Mike Qaissaunee leads the nation's first Cyber Aces Academy that is allowing Ms. Galante and the other students to master the advanced skills that are needed for mission-critical roles in cybersecurity. Mike is an innovative and widely respected teacher, but he had no deep cybersecurity knowledge when the president of his college decided that Brookdale Community College would be the home of the nation's first Cyber Aces Academy. But he stepped up tall. He developed the program, won National Scienec foundation support, interviewed the eligible winners to see who would be successful and chose the class. He also is taking the courses along with the Cyber Aces Academy students to give Brookdale the capacity to teach the courses in the future and expand Brookdale's leadership in cybersecurity education in New Jersey. He's even made progress in obtaining a separate building where Brookdale's cybersecurity programs can be housed. And he is the ambassador for the Cyber Aces Academy program sharing the lessons he has learned to who help other schools follow in Brookdale's footsteps.
12. Federal Trade Commission — Public Affairs contact Peter Kaplan

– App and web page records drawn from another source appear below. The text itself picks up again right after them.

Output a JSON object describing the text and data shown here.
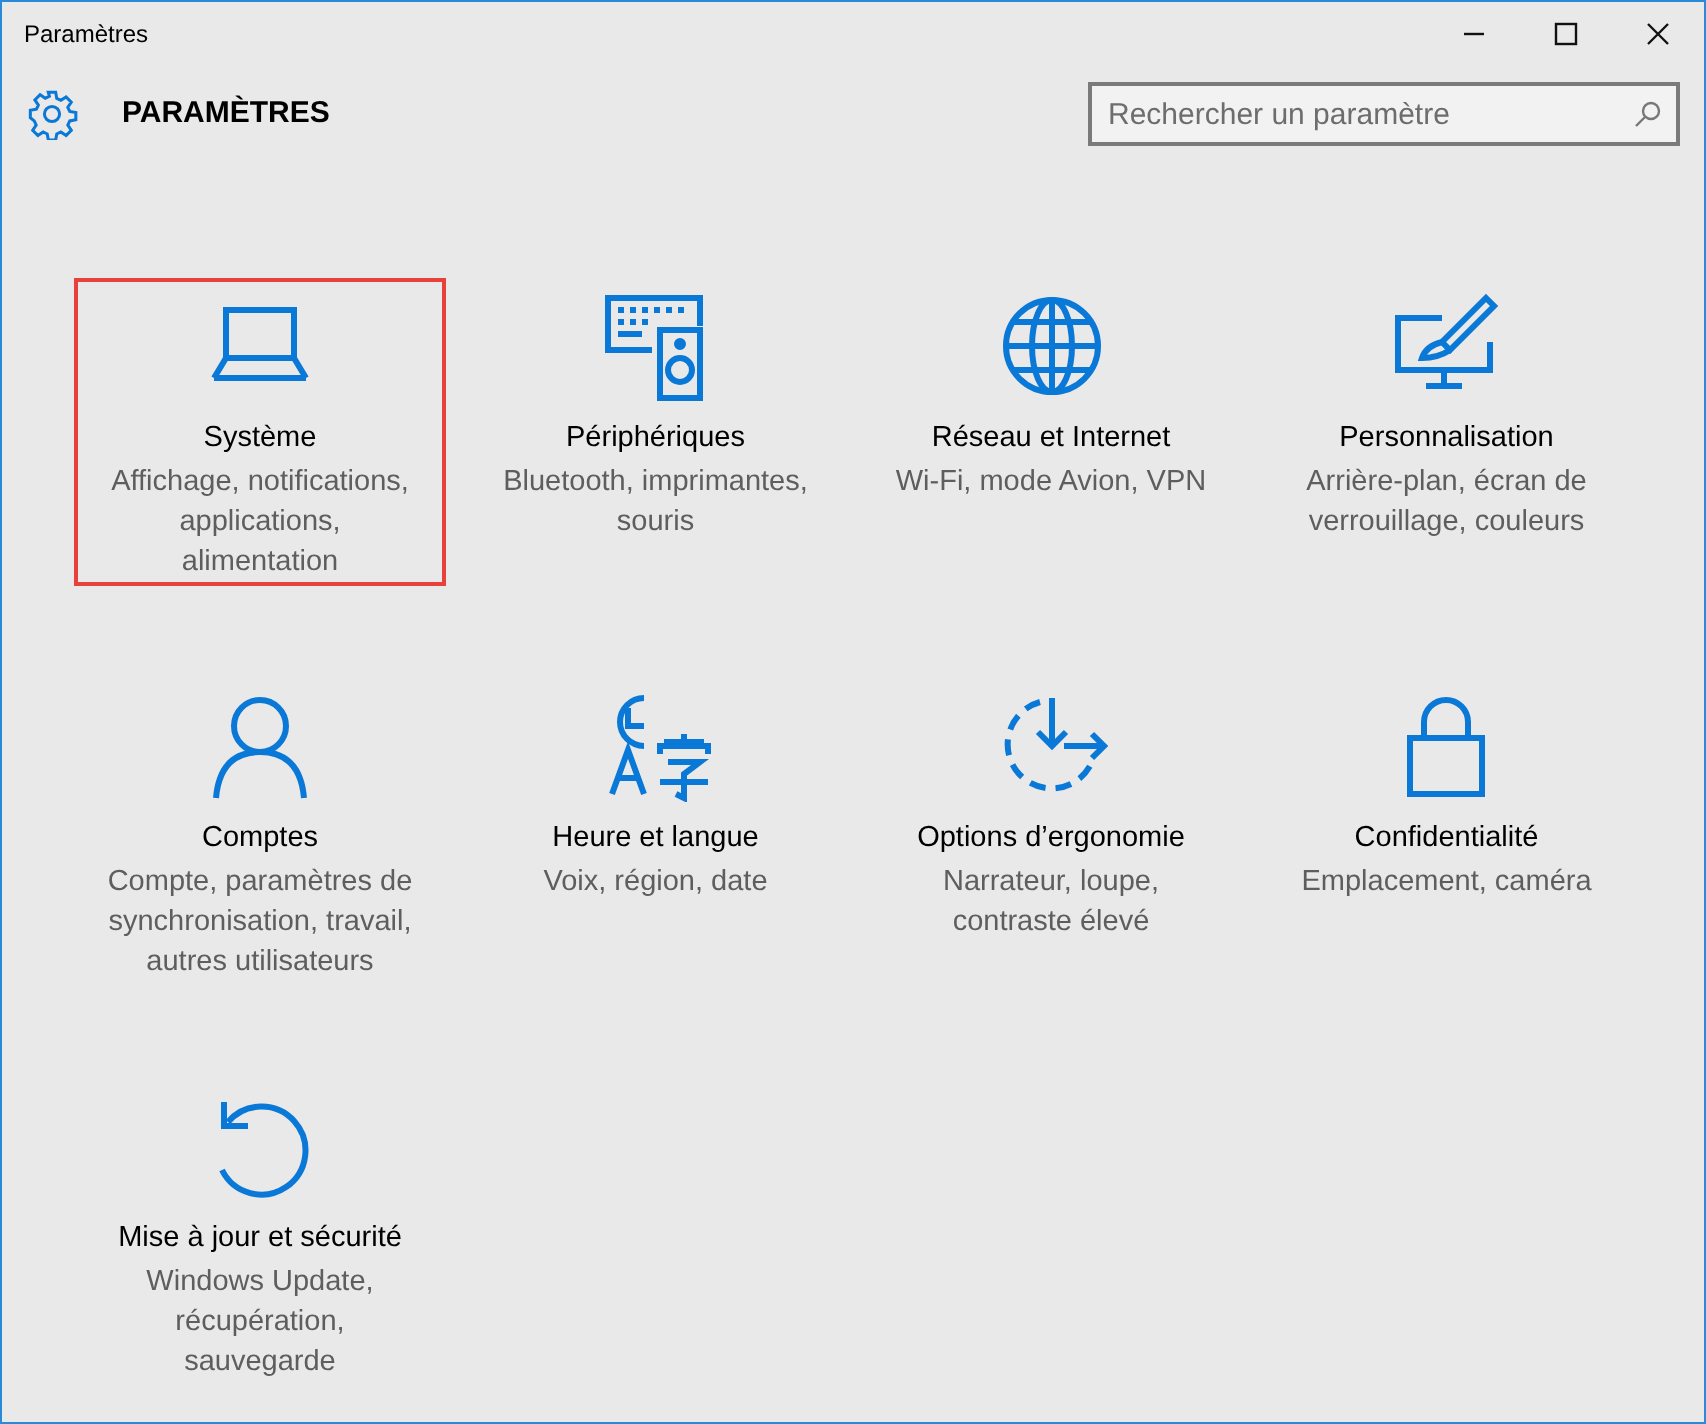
{
  "window": {
    "title": "Paramètres",
    "controls": [
      {
        "kind": "minimize"
      },
      {
        "kind": "maximize"
      },
      {
        "kind": "close"
      }
    ]
  },
  "header": {
    "title": "PARAMÈTRES",
    "search": {
      "placeholder": "Rechercher un paramètre"
    }
  },
  "tiles": [
    {
      "kind": "laptop",
      "title": "Système",
      "description": [
        "Affichage, notifications,",
        "applications,",
        "alimentation"
      ],
      "selected": true
    },
    {
      "kind": "devices",
      "title": "Périphériques",
      "description": [
        "Bluetooth, imprimantes,",
        "souris"
      ],
      "selected": false
    },
    {
      "kind": "globe",
      "title": "Réseau et Internet",
      "description": [
        "Wi-Fi, mode Avion, VPN"
      ],
      "selected": false
    },
    {
      "kind": "brush",
      "title": "Personnalisation",
      "description": [
        "Arrière-plan, écran de",
        "verrouillage, couleurs"
      ],
      "selected": false
    },
    {
      "kind": "person",
      "title": "Comptes",
      "description": [
        "Compte, paramètres de",
        "synchronisation, travail,",
        "autres utilisateurs"
      ],
      "selected": false
    },
    {
      "kind": "language",
      "title": "Heure et langue",
      "description": [
        "Voix, région, date"
      ],
      "selected": false
    },
    {
      "kind": "ease",
      "title": "Options d’ergonomie",
      "description": [
        "Narrateur, loupe,",
        "contraste élevé"
      ],
      "selected": false
    },
    {
      "kind": "lock",
      "title": "Confidentialité",
      "description": [
        "Emplacement, caméra"
      ],
      "selected": false
    },
    {
      "kind": "update",
      "title": "Mise à jour et sécurité",
      "description": [
        "Windows Update,",
        "récupération,",
        "sauvegarde"
      ],
      "selected": false
    }
  ]
}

Challenge: The FTC is an independent federal agency with a unique dual mission to both protect consumers and promote competition. The FTC is responsible for protecting consumers by stopping unfair, deceptive or fraudulent practices in the marketplace, including privacy and security abuses. Identity theft has had a major impact on consumers and the FTC stepped up to that challenge.
Award Winning Effort: It seems like regardless of who is president or what the state of the economy is, the FTC stays focused on its mission of consumer protection and in particular, going after companies that don't protect their customers' information. The FTC doesn't seem to need new laws or more money, it just keeps fighting for its customers.
The most recent example was the FTC's enforcement action against TRENDNet. The FTC's complaint alleges that TRENDNet marketed its cameras for uses ranging from baby monitoring to home security and that TRENDNet told customers that its products were "secure." In fact, however, the devices were compromised by a hacker who posted links on the Internet to live feeds of over 700 cameras. Additionally, TRENDNet stored and transmitted user credentials in clear unencrypted text.
Under the terms of its settlement with the FTC, TRENDnet is prohibited from misrepresenting the security of its cameras or the security, privacy, confidentiality, or integrity of the information that its cameras or devices transmit. The company must also establish a comprehensive security program and notify customers about security issues with the cameras and must provide a software update to customers to address security issues.
13. DHS ICE Social Engineering Training Effort — Alex Ruiz DHS
Challenge: Like most organizations, the Immigration and Customs Enforcement agency continued to see users impacted by social engineering attacks through targeted fraudulent emails, often call spear phishing. The challenge was to develop user awareness education and training that would cause real changes in behavior, leading to measurable increases in security.
Award-winning effort: Alex Ruis lead the Immigration and Customs Enforcement (ICE) Social Engineering Training (ISET) Program to provide evaluation and improvement of the operational security posture of ICE personnel. The ISET evaluations assist ICE in understanding the exposure to social engineering threat vectors by evaluating ICE personnel's ability to identify a social engineering attack and report the incident once it has been identified. The ISET team developed a multiphase approach to ensure awareness of social engineering, phishing, and the importance of safeguarding Personally Identifiable Information (PII).